Einstein, A. (1918). Principles of Research

(for Planck’s 60th birthday)

Q. Two initial categories E gives of people who might be expelled from the “temple of science”?
A. People who take joy in their superior intellect (ambition, vividness); people who pursue utilitarian purposes.

Q. Why does E claim that the temple of science is less centrally the home for ambitious or utilitarian-minded people?
A. “For these people any sphere of human activity will do”—they could be engineers or public officials.

Q. E describes the motivations of Planck-types by analogy to a townsman’s longing for what?
A. “to escape from his noisy, cramped surroundings into the silence of high mountains, where the eye ranges freely through the still, pure air and fondly traces out the restful contours apparently built for eternity

Q. What does E describe as being in common between painters, poets, philosophers, and scientists?
A. All make the pivot of their emotional life the creation of an intelligible picture of the world (a “cosmos”) which can be used to overcome “the narrow whirlpool of personal experience”.

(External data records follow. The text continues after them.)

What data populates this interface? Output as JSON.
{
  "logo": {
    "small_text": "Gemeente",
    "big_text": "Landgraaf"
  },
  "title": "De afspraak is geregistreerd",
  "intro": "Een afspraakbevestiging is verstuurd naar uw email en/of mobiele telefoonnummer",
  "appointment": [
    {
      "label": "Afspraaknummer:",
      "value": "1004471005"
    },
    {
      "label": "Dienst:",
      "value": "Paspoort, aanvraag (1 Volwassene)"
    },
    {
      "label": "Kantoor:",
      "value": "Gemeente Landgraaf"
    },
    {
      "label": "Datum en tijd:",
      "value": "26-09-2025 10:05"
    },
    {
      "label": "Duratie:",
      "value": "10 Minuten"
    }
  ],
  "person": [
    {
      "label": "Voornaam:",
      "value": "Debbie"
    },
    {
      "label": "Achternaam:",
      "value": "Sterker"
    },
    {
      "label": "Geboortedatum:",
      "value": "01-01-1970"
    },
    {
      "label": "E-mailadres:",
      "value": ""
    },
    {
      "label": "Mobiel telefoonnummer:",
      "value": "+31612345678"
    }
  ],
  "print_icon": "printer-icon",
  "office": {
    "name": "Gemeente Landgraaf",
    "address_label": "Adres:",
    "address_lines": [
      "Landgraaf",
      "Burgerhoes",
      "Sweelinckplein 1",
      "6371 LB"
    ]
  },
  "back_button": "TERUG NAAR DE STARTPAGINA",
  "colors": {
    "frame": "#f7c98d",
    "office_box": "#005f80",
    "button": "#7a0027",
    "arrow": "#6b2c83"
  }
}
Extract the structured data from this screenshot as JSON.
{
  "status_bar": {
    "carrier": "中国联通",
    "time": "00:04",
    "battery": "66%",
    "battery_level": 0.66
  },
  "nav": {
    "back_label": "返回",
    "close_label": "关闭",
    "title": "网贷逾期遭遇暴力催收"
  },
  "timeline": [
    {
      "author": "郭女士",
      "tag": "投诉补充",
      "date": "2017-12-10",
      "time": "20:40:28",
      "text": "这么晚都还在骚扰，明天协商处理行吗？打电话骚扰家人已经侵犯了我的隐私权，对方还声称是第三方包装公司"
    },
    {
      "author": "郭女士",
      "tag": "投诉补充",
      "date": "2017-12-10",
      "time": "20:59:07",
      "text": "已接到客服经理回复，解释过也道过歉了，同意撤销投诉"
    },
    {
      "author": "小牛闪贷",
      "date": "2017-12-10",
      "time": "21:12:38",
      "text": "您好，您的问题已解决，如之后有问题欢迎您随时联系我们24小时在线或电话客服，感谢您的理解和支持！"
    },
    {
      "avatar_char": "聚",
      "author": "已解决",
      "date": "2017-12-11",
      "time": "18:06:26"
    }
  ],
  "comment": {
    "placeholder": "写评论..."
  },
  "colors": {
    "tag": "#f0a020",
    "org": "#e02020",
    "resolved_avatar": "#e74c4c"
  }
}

Q. “The supreme task of the physicist is…”?
A. “… to arrive at those universal elementary laws from which the cosmos can be built up by pure deduction.”

Q. Why does E argue that colleagues are wrong to attribute Planck’s perseverance to willpower or discipline?
A. It’s more like religious worship.

Q. Planck’s source of patience and perserverance, according to E?
A. “The longing to behold the pre-established harmony” between phenomena and theory of reality.

Related: Obsession as high-order bit

via Michael Nielsen

Last updated 2024-01-15.